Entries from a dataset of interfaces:
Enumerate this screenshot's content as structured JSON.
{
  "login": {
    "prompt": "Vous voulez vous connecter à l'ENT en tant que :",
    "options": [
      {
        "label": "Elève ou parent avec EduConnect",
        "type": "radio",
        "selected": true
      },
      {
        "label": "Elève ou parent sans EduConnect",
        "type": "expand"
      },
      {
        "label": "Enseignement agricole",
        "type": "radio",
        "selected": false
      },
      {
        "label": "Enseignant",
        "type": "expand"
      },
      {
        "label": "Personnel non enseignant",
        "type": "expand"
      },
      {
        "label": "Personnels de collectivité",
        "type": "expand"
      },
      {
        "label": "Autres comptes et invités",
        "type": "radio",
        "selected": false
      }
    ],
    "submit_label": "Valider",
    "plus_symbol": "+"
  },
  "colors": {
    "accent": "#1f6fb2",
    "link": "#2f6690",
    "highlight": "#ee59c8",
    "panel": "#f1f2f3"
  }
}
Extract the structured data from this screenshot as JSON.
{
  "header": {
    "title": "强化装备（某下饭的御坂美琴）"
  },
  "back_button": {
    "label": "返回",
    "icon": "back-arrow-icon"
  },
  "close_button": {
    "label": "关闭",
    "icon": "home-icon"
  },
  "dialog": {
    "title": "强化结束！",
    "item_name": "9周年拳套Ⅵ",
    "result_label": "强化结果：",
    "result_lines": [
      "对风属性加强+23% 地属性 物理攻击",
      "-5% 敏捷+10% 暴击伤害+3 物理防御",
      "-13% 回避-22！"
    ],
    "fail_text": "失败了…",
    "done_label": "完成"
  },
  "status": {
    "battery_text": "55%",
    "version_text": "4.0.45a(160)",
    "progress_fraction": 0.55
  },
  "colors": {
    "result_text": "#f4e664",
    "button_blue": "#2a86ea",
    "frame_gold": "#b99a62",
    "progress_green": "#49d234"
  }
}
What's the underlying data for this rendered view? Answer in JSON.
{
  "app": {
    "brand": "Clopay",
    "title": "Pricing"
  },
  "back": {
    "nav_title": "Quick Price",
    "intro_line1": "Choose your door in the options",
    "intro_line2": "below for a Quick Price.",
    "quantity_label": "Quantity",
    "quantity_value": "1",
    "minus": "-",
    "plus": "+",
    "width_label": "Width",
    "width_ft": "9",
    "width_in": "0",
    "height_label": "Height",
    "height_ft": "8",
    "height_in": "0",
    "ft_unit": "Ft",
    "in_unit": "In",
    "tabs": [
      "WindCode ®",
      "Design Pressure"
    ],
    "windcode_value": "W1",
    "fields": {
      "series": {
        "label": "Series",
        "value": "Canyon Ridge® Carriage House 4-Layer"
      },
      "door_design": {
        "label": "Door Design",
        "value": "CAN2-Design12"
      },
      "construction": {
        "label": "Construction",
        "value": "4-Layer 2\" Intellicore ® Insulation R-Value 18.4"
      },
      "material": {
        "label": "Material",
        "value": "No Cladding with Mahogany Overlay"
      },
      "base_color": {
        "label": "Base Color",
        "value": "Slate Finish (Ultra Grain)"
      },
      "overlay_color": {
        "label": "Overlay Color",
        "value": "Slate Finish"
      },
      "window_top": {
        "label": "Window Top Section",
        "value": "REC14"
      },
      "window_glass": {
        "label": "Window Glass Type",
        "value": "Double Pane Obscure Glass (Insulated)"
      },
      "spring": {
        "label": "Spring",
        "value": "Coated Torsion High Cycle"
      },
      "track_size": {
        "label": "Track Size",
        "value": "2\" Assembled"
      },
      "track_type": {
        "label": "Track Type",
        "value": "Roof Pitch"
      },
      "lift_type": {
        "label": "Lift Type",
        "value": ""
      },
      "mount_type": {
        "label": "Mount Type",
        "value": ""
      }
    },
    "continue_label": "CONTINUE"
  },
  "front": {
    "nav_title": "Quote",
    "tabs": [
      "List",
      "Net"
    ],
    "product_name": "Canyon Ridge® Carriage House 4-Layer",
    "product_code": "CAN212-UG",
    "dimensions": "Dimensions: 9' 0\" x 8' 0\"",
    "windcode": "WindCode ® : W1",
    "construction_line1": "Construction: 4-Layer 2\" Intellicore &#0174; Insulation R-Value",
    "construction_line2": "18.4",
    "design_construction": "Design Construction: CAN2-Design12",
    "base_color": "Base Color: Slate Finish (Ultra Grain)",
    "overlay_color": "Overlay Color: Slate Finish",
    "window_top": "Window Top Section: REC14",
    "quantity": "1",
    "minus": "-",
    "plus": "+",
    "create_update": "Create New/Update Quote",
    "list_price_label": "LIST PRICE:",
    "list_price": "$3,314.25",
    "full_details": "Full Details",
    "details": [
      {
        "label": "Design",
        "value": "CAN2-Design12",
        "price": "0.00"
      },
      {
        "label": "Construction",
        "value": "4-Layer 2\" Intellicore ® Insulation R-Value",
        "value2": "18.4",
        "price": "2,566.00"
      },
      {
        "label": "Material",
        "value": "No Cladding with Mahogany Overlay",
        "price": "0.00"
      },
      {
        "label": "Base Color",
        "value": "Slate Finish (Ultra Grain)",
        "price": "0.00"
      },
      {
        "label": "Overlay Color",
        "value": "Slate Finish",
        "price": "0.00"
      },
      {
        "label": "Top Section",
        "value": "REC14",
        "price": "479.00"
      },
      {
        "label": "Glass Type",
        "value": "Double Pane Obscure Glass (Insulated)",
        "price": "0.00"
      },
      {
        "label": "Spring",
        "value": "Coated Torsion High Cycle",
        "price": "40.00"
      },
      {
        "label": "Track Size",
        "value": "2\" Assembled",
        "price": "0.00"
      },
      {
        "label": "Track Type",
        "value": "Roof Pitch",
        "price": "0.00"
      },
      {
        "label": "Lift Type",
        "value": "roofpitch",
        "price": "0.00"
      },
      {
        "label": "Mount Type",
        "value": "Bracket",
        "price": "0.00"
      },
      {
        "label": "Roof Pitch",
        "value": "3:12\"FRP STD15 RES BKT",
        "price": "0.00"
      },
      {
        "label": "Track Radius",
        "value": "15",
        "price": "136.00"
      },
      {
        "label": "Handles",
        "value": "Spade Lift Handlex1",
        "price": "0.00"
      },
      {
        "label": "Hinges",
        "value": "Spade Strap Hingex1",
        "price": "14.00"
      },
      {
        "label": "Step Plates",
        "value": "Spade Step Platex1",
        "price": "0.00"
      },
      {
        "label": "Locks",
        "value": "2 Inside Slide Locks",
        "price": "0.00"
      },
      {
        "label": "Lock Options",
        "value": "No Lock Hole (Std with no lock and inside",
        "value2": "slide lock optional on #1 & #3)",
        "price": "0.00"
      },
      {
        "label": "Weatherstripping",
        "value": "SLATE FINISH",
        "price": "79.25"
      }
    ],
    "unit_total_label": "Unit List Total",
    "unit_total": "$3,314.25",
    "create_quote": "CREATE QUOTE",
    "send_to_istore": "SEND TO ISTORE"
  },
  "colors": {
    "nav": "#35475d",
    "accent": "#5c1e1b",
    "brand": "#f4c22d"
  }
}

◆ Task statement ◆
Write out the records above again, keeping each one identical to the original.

◆ Task output ◆
Enumerate this screenshot's content as structured JSON.
{
  "login": {
    "prompt": "Vous voulez vous connecter à l'ENT en tant que :",
    "options": [
      {
        "label": "Elève ou parent avec EduConnect",
        "type": "radio",
        "selected": true
      },
      {
        "label": "Elève ou parent sans EduConnect",
        "type": "expand"
      },
      {
        "label": "Enseignement agricole",
        "type": "radio",
        "selected": false
      },
      {
        "label": "Enseignant",
        "type": "expand"
      },
      {
        "label": "Personnel non enseignant",
        "type": "expand"
      },
      {
        "label": "Personnels de collectivité",
        "type": "expand"
      },
      {
        "label": "Autres comptes et invités",
        "type": "radio",
        "selected": false
      }
    ],
    "submit_label": "Valider",
    "plus_symbol": "+"
  },
  "colors": {
    "accent": "#1f6fb2",
    "link": "#2f6690",
    "highlight": "#ee59c8",
    "panel": "#f1f2f3"
  }
}
Extract the structured data from this screenshot as JSON.
{
  "header": {
    "title": "强化装备（某下饭的御坂美琴）"
  },
  "back_button": {
    "label": "返回",
    "icon": "back-arrow-icon"
  },
  "close_button": {
    "label": "关闭",
    "icon": "home-icon"
  },
  "dialog": {
    "title": "强化结束！",
    "item_name": "9周年拳套Ⅵ",
    "result_label": "强化结果：",
    "result_lines": [
      "对风属性加强+23% 地属性 物理攻击",
      "-5% 敏捷+10% 暴击伤害+3 物理防御",
      "-13% 回避-22！"
    ],
    "fail_text": "失败了…",
    "done_label": "完成"
  },
  "status": {
    "battery_text": "55%",
    "version_text": "4.0.45a(160)",
    "progress_fraction": 0.55
  },
  "colors": {
    "result_text": "#f4e664",
    "button_blue": "#2a86ea",
    "frame_gold": "#b99a62",
    "progress_green": "#49d234"
  }
}
What's the underlying data for this rendered view? Answer in JSON.
{
  "app": {
    "brand": "Clopay",
    "title": "Pricing"
  },
  "back": {
    "nav_title": "Quick Price",
    "intro_line1": "Choose your door in the options",
    "intro_line2": "below for a Quick Price.",
    "quantity_label": "Quantity",
    "quantity_value": "1",
    "minus": "-",
    "plus": "+",
    "width_label": "Width",
    "width_ft": "9",
    "width_in": "0",
    "height_label": "Height",
    "height_ft": "8",
    "height_in": "0",
    "ft_unit": "Ft",
    "in_unit": "In",
    "tabs": [
      "WindCode ®",
      "Design Pressure"
    ],
    "windcode_value": "W1",
    "fields": {
      "series": {
        "label": "Series",
        "value": "Canyon Ridge® Carriage House 4-Layer"
      },
      "door_design": {
        "label": "Door Design",
        "value": "CAN2-Design12"
      },
      "construction": {
        "label": "Construction",
        "value": "4-Layer 2\" Intellicore ® Insulation R-Value 18.4"
      },
      "material": {
        "label": "Material",
        "value": "No Cladding with Mahogany Overlay"
      },
      "base_color": {
        "label": "Base Color",
        "value": "Slate Finish (Ultra Grain)"
      },
      "overlay_color": {
        "label": "Overlay Color",
        "value": "Slate Finish"
      },
      "window_top": {
        "label": "Window Top Section",
        "value": "REC14"
      },
      "window_glass": {
        "label": "Window Glass Type",
        "value": "Double Pane Obscure Glass (Insulated)"
      },
      "spring": {
        "label": "Spring",
        "value": "Coated Torsion High Cycle"
      },
      "track_size": {
        "label": "Track Size",
        "value": "2\" Assembled"
      },
      "track_type": {
        "label": "Track Type",
        "value": "Roof Pitch"
      },
      "lift_type": {
        "label": "Lift Type",
        "value": ""
      },
      "mount_type": {
        "label": "Mount Type",
        "value": ""
      }
    },
    "continue_label": "CONTINUE"
  },
  "front": {
    "nav_title": "Quote",
    "tabs": [
      "List",
      "Net"
    ],
    "product_name": "Canyon Ridge® Carriage House 4-Layer",
    "product_code": "CAN212-UG",
    "dimensions": "Dimensions: 9' 0\" x 8' 0\"",
    "windcode": "WindCode ® : W1",
    "construction_line1": "Construction: 4-Layer 2\" Intellicore &#0174; Insulation R-Value",
    "construction_line2": "18.4",
    "design_construction": "Design Construction: CAN2-Design12",
    "base_color": "Base Color: Slate Finish (Ultra Grain)",
    "overlay_color": "Overlay Color: Slate Finish",
    "window_top": "Window Top Section: REC14",
    "quantity": "1",
    "minus": "-",
    "plus": "+",
    "create_update": "Create New/Update Quote",
    "list_price_label": "LIST PRICE:",
    "list_price": "$3,314.25",
    "full_details": "Full Details",
    "details": [
      {
        "label": "Design",
        "value": "CAN2-Design12",
        "price": "0.00"
      },
      {
        "label": "Construction",
        "value": "4-Layer 2\" Intellicore ® Insulation R-Value",
        "value2": "18.4",
        "price": "2,566.00"
      },
      {
        "label": "Material",
        "value": "No Cladding with Mahogany Overlay",
        "price": "0.00"
      },
      {
        "label": "Base Color",
        "value": "Slate Finish (Ultra Grain)",
        "price": "0.00"
      },
      {
        "label": "Overlay Color",
        "value": "Slate Finish",
        "price": "0.00"
      },
      {
        "label": "Top Section",
        "value": "REC14",
        "price": "479.00"
      },
      {
        "label": "Glass Type",
        "value": "Double Pane Obscure Glass (Insulated)",
        "price": "0.00"
      },
      {
        "label": "Spring",
        "value": "Coated Torsion High Cycle",
        "price": "40.00"
      },
      {
        "label": "Track Size",
        "value": "2\" Assembled",
        "price": "0.00"
      },
      {
        "label": "Track Type",
        "value": "Roof Pitch",
        "price": "0.00"
      },
      {
        "label": "Lift Type",
        "value": "roofpitch",
        "price": "0.00"
      },
      {
        "label": "Mount Type",
        "value": "Bracket",
        "price": "0.00"
      },
      {
        "label": "Roof Pitch",
        "value": "3:12\"FRP STD15 RES BKT",
        "price": "0.00"
      },
      {
        "label": "Track Radius",
        "value": "15",
        "price": "136.00"
      },
      {
        "label": "Handles",
        "value": "Spade Lift Handlex1",
        "price": "0.00"
      },
      {
        "label": "Hinges",
        "value": "Spade Strap Hingex1",
        "price": "14.00"
      },
      {
        "label": "Step Plates",
        "value": "Spade Step Platex1",
        "price": "0.00"
      },
      {
        "label": "Locks",
        "value": "2 Inside Slide Locks",
        "price": "0.00"
      },
      {
        "label": "Lock Options",
        "value": "No Lock Hole (Std with no lock and inside",
        "value2": "slide lock optional on #1 & #3)",
        "price": "0.00"
      },
      {
        "label": "Weatherstripping",
        "value": "SLATE FINISH",
        "price": "79.25"
      }
    ],
    "unit_total_label": "Unit List Total",
    "unit_total": "$3,314.25",
    "create_quote": "CREATE QUOTE",
    "send_to_istore": "SEND TO ISTORE"
  },
  "colors": {
    "nav": "#35475d",
    "accent": "#5c1e1b",
    "brand": "#f4c22d"
  }
}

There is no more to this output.